Some home buyers are stepping off the sidelines as more lenders require less money up-front on a home purchase.
Recently, more borrowers are able to pay 3 percent or even less of a home’s purchase price to get a mortgage – a big change from when at least 20 percent down payments were practically the norm post-recession.
Additionally, some lenders are luring more home buyers back by waiving mortgage-related fees and even showing more acceptance of allowing down payments to be made by others, such as the borrower’s family members, The Wall Street Journal reports.
Still, borrowers must have good credit scores and a steady income to often qualify for these smaller down payment loans.

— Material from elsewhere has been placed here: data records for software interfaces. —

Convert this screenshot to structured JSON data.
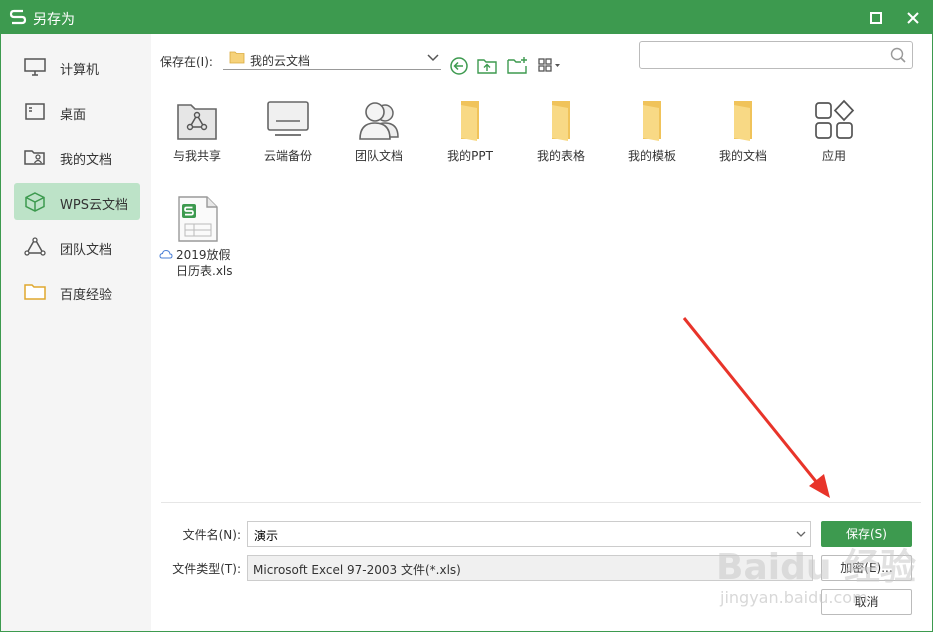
{
  "window": {
    "title": "另存为"
  },
  "sidebar": {
    "items": [
      {
        "label": "计算机",
        "icon": "monitor-icon"
      },
      {
        "label": "桌面",
        "icon": "desktop-icon"
      },
      {
        "label": "我的文档",
        "icon": "user-folder-icon"
      },
      {
        "label": "WPS云文档",
        "icon": "cube-icon",
        "active": true
      },
      {
        "label": "团队文档",
        "icon": "team-icon"
      },
      {
        "label": "百度经验",
        "icon": "folder-icon"
      }
    ]
  },
  "toolbar": {
    "save_in_label": "保存在(I):",
    "path": "我的云文档",
    "search_placeholder": ""
  },
  "items": [
    {
      "label": "与我共享",
      "icon": "share-folder-icon"
    },
    {
      "label": "云端备份",
      "icon": "cloud-backup-icon"
    },
    {
      "label": "团队文档",
      "icon": "team-docs-icon"
    },
    {
      "label": "我的PPT",
      "icon": "folder-icon"
    },
    {
      "label": "我的表格",
      "icon": "folder-icon"
    },
    {
      "label": "我的模板",
      "icon": "folder-icon"
    },
    {
      "label": "我的文档",
      "icon": "folder-icon"
    },
    {
      "label": "应用",
      "icon": "apps-icon"
    }
  ],
  "file": {
    "line1": "2019放假",
    "line2": "日历表.xls"
  },
  "form": {
    "filename_label": "文件名(N):",
    "filename_value": "演示",
    "filetype_label": "文件类型(T):",
    "filetype_value": "Microsoft Excel 97-2003 文件(*.xls)",
    "save_button": "保存(S)",
    "encrypt_button": "加密(E)...",
    "cancel_button": "取消"
  },
  "watermark": {
    "text": "Baidu 经验",
    "sub": "jingyan.baidu.com"
  },
  "colors": {
    "accent": "#3d9a4f",
    "active_bg": "#bde3c8",
    "folder": "#f6d27a",
    "arrow": "#e8342a"
  }
}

In two big moves in recent weeks, the Federal Housing Administration, which insures mortgages with down payments as low as 3.5 percent, announced it is lowering its annual mortgage-insurance premiums on new mortgages beginning Monday. The move is expected to save a typical first-time home buyer about $900 a year. What’s more, Freddie Mac and Fannie Mae recently lowered the minimum down payments they will accept on loans they back from 5 percent to 3 percent.